It is part of a long-range endeavor that would also convert 110 acres of land that is part of the wastewater treatment plant complex into a family entertainment zone. The 30-acre Big League Dreams sports complex as well as the Stadium Retail Shopping Center both were built on land that was once attached to the wastewater treatment plant.

The city has just finished interviewing four consulting firms competing to evaluate and devise a strategy for a family entertainment zone along Daniels Street between Big League Dreams, McKinley Avenue, the 120 Bypass and the wastewater treatment plant. The goal is to determine what type of uses the market could attract to such a zone. If it moves forward, it will be the only concentration of family entertainment on such a scale in Northern California with over 160 acres once the proposed Great Wolf Resort and BLD are included.

The City Council today sitting as the redevelopment agency board is expected to move $58.5 million from the RDA into a restricted city streets account that includes money that could fund interchange work on the 120 Bypass at Airport Way as well as McKinley Avenue plus $3 million to extend Daniels to McKinley. Great Wolf and the family fun zone would front the Daniels Street extension.

City Manager Steve Pinkerton noted the uncertainly over RDA’s future in terms of Gov. Jerry Brown’s state budget may impact the Great Wolf proposal. He did not offer specifics.

In December Great Wolf representatives indicated an aggressive optimistic schedule would have had a deal sealed by April so that the resort could open by spring of 2012. Their second target to get a deal in place is October. Either month would allow ample construction time for the resort to be finished for the start of their two biggest seasons. A development firm and the city have formally entered into negotiations but there is no guarantee the project will go forward unless both parties can reach an agreement.

The proposed Great Resort’s 60,000-square-foot conference center is key to the family entertainment zone. It is proposed to be built in two phases along with the 600-room resort 110,000 square feet of water parks.

Manteca wants to tap into the youth “gathering” market for everything from cheerleader and gymnastics competitions and other sports to special interest groups aimed at youth and their families.

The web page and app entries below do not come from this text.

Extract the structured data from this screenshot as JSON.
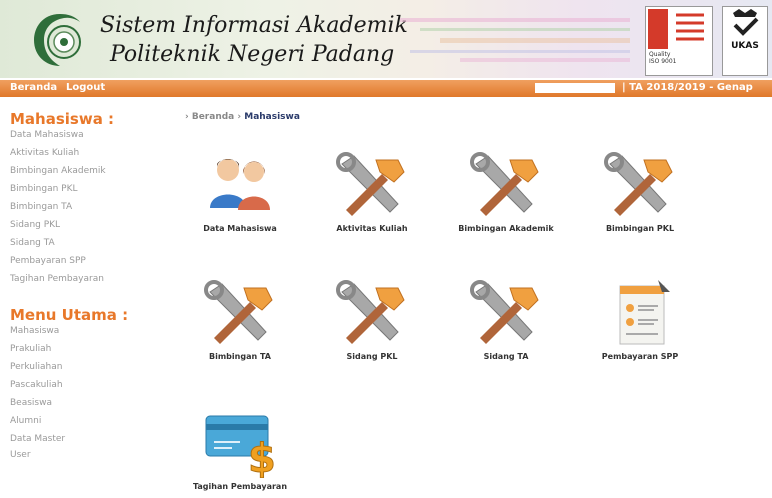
{
  "header": {
    "title_line1": "Sistem Informasi Akademik",
    "title_line2": "Politeknik Negeri Padang",
    "cert_lines": [
      "Quality",
      "ISO 9001"
    ],
    "ukas_label": "UKAS"
  },
  "nav": {
    "home_label": "Beranda",
    "logout_label": "Logout",
    "ta_info": "| TA 2018/2019 - Genap"
  },
  "breadcrumb": {
    "home": "› Beranda ›",
    "current": "Mahasiswa"
  },
  "sidebar": {
    "section1_title": "Mahasiswa :",
    "section1_items": [
      "Data Mahasiswa",
      "Aktivitas Kuliah",
      "Bimbingan Akademik",
      "Bimbingan PKL",
      "Bimbingan TA",
      "Sidang PKL",
      "Sidang TA",
      "Pembayaran SPP",
      "Tagihan Pembayaran"
    ],
    "section2_title": "Menu Utama :",
    "section2_items": [
      "Mahasiswa",
      "Prakuliah",
      "Perkuliahan",
      "Pascakuliah",
      "Beasiswa",
      "Alumni",
      "Data Master",
      "User"
    ]
  },
  "tiles": [
    {
      "label": "Data Mahasiswa",
      "icon": "users-icon"
    },
    {
      "label": "Aktivitas Kuliah",
      "icon": "tools-icon"
    },
    {
      "label": "Bimbingan Akademik",
      "icon": "tools-icon"
    },
    {
      "label": "Bimbingan PKL",
      "icon": "tools-icon"
    },
    {
      "label": "Bimbingan TA",
      "icon": "tools-icon"
    },
    {
      "label": "Sidang PKL",
      "icon": "tools-icon"
    },
    {
      "label": "Sidang TA",
      "icon": "tools-icon"
    },
    {
      "label": "Pembayaran SPP",
      "icon": "document-icon"
    },
    {
      "label": "Tagihan Pembayaran",
      "icon": "payment-card-icon"
    }
  ],
  "colors": {
    "accent": "#e8782a",
    "nav_bar": "#e0782a",
    "breadcrumb_current": "#2a3a6a"
  }
}
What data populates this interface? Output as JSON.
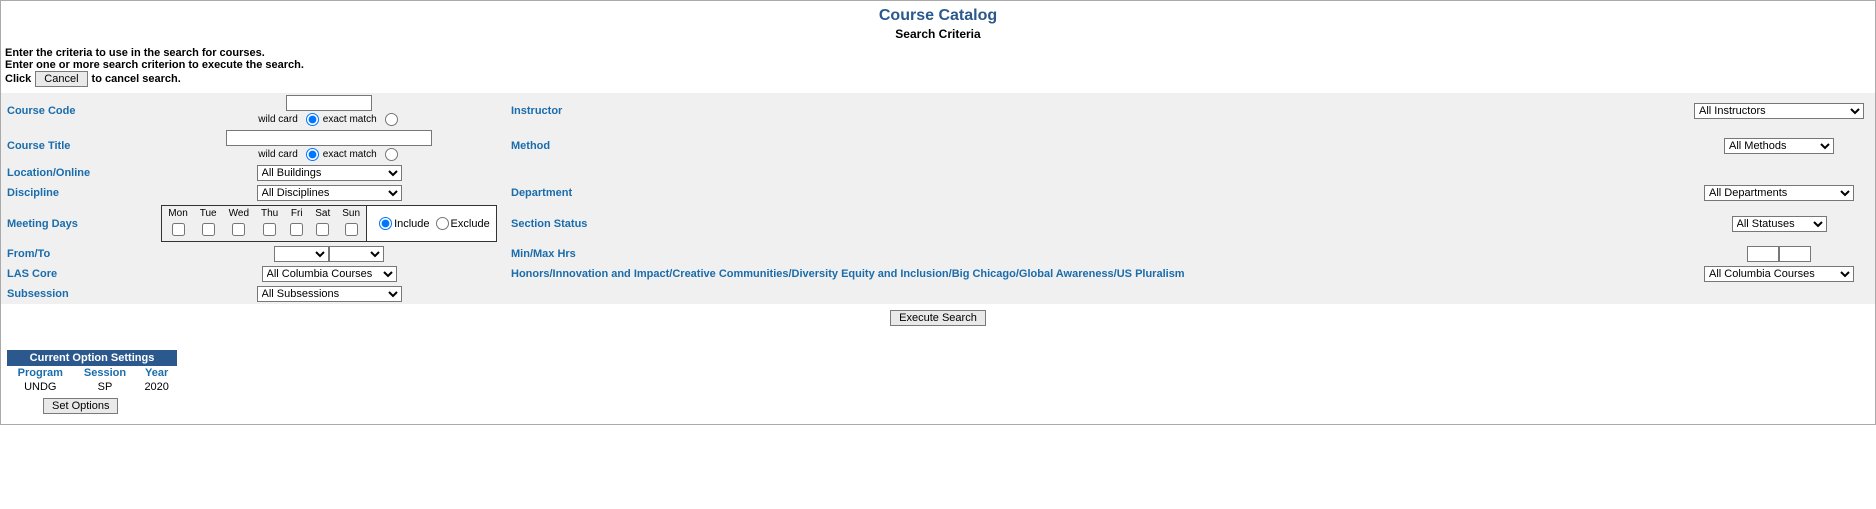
{
  "header": {
    "title": "Course Catalog",
    "subtitle": "Search Criteria"
  },
  "intro": {
    "line1": "Enter the criteria to use in the search for courses.",
    "line2": "Enter one or more search criterion to execute the search.",
    "click_word": "Click",
    "cancel_btn": "Cancel",
    "after_cancel": "to cancel search."
  },
  "labels": {
    "course_code": "Course Code",
    "course_title": "Course Title",
    "location_online": "Location/Online",
    "discipline": "Discipline",
    "meeting_days": "Meeting Days",
    "from_to": "From/To",
    "las_core": "LAS Core",
    "subsession": "Subsession",
    "instructor": "Instructor",
    "method": "Method",
    "department": "Department",
    "section_status": "Section Status",
    "min_max_hrs": "Min/Max Hrs",
    "honors": "Honors/Innovation and Impact/Creative Communities/Diversity Equity and Inclusion/Big Chicago/Global Awareness/US Pluralism"
  },
  "radio": {
    "wild_card": "wild card",
    "exact_match": "exact match",
    "include": "Include",
    "exclude": "Exclude"
  },
  "days": {
    "mon": "Mon",
    "tue": "Tue",
    "wed": "Wed",
    "thu": "Thu",
    "fri": "Fri",
    "sat": "Sat",
    "sun": "Sun"
  },
  "selects": {
    "all_buildings": "All Buildings",
    "all_disciplines": "All Disciplines",
    "all_columbia_courses": "All Columbia Courses",
    "all_subsessions": "All Subsessions",
    "all_instructors": "All Instructors",
    "all_methods": "All Methods",
    "all_departments": "All Departments",
    "all_statuses": "All Statuses"
  },
  "buttons": {
    "execute_search": "Execute Search",
    "set_options": "Set Options"
  },
  "option_settings": {
    "caption": "Current Option Settings",
    "program_h": "Program",
    "session_h": "Session",
    "year_h": "Year",
    "program_v": "UNDG",
    "session_v": "SP",
    "year_v": "2020"
  }
}
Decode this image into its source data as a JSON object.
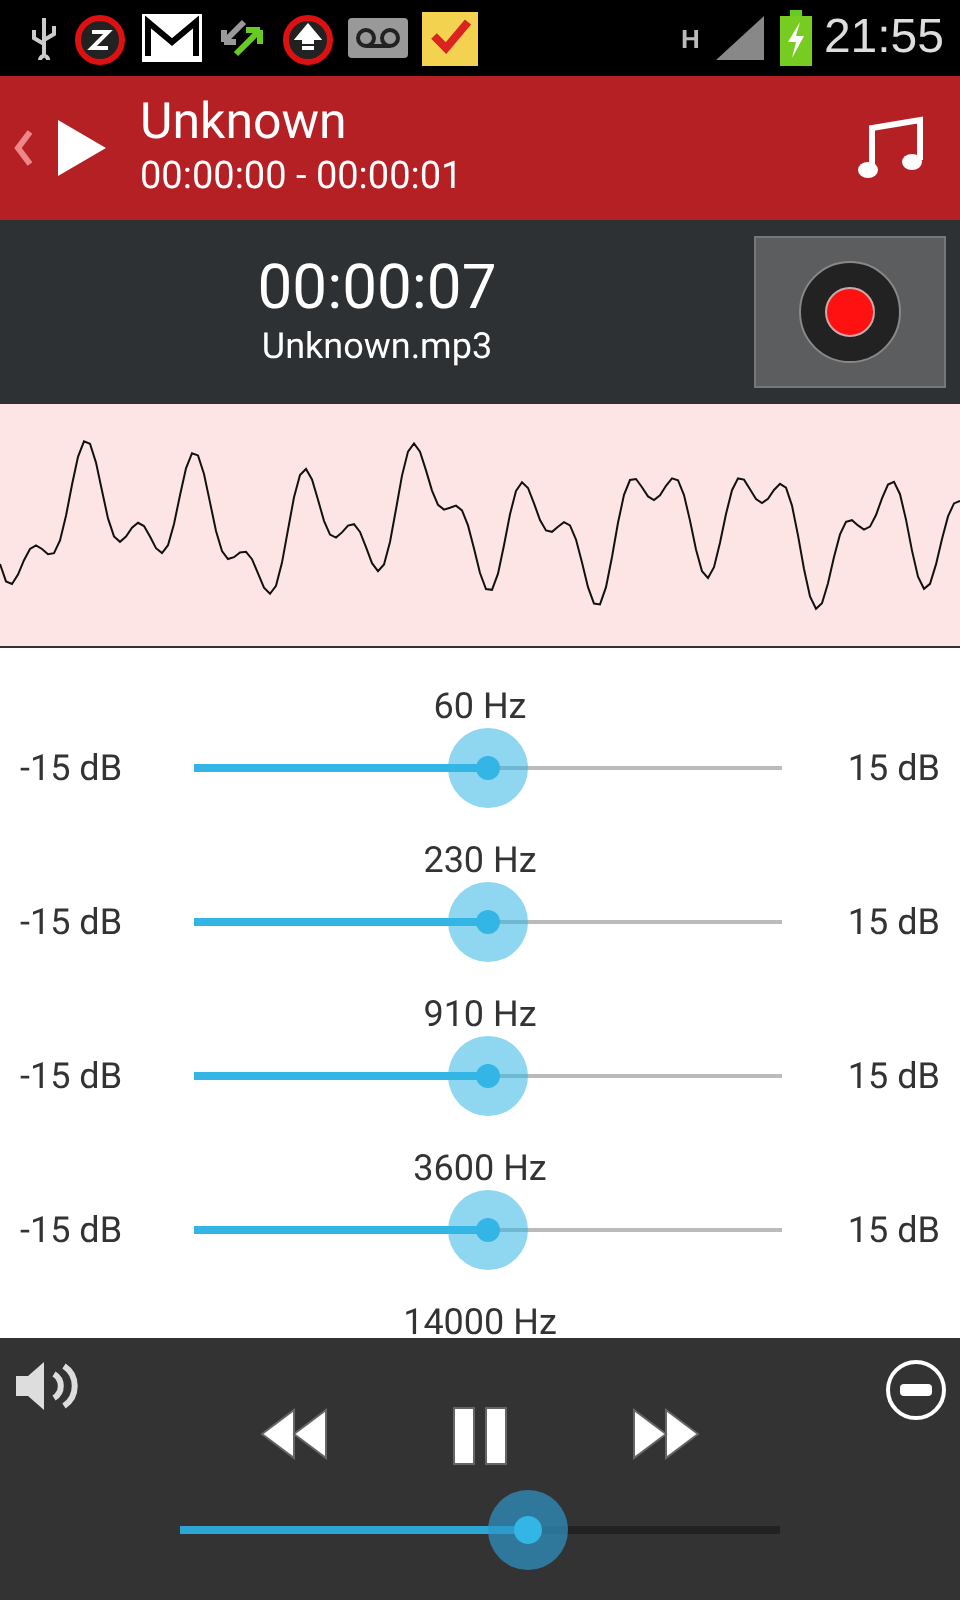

It is the same market that has provided the BLD with at least one tournament a weekend since it opened nearly four years ago.

City officials have said the family entertainment zone could possibly lure a wide variety of uses ranging from attractions such as Ripley’s Believe it or Not to cutting edge virtual amusement parks where high tech devices replace actual amusement park style rides.

Great Wolf Resort is proposing a two-phase development on city owned land immediately west of Costco along the Highway 120 Bypass that ultimately would see a six-story, 600-room hotel, the water park expanded to 110,000 square feet making it just smaller than the Manteca Target Store, and the 60,000-quare-foot conference center. The project could ultimately represent a $200 million investment in Manteca, add 500 permanent jobs, draw 400,000 visitors annually, create 1,000 construction jobs, and cement Manteca as a bonafide tourist attraction.

The Colorado-based McWhinney development firm would develop and own the majority of the resort while Great Wolf Resorts would manage and operate it.

AKF Development - acting as consultants for the city - first approached Great Wolf Resorts. A council subcommittee of council members Vince Hernandez and Steve DeBrum hammered out the parameters that set the stage for serious negotiations to start.

Preliminary numbers provided by the city indicate the room tax on the resort alone could generate between $4 million to $6 million a year without hurting existing hotels that currently bring $342,000 a year in room taxes into city coffers. A $6 million jump in room tax each year - if it occurs - is the equivalent of paying the salary and benefits of 50 police officers

City leaders also said other hotels would not be impacted since to use the water park visitors have to be guests of the resort. The room rates - which haven’t been set for Manteca - typically range from $280 to $300 a night for up to eight people. That includes full use of the water park both the day of their overnight stay and the next day as well.